◆ Input data ◆
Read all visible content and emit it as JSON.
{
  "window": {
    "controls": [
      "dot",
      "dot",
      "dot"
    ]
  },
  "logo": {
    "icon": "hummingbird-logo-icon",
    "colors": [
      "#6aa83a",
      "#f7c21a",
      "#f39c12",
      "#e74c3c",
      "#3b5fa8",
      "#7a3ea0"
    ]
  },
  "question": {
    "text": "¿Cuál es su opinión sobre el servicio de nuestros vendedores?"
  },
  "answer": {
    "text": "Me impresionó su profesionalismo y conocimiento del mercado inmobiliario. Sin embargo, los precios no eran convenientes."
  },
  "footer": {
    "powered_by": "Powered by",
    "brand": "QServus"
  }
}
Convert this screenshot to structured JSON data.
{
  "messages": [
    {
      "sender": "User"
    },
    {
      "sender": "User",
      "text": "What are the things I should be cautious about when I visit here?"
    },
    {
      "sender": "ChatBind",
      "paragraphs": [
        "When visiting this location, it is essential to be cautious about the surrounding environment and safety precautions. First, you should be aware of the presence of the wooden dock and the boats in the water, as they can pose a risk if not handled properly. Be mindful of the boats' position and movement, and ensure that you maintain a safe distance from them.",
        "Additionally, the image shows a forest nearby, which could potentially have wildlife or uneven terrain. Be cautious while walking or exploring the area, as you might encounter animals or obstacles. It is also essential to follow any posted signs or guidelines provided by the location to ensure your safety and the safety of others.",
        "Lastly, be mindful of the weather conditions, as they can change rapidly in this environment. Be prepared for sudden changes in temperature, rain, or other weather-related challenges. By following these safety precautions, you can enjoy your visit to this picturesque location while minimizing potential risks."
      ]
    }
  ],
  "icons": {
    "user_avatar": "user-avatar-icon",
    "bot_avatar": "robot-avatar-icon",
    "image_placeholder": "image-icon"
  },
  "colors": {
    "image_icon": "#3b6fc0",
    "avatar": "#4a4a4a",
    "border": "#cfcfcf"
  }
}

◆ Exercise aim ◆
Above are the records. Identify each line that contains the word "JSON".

◆ Your response ◆
Read all visible content and emit it as JSON.
Convert this screenshot to structured JSON data.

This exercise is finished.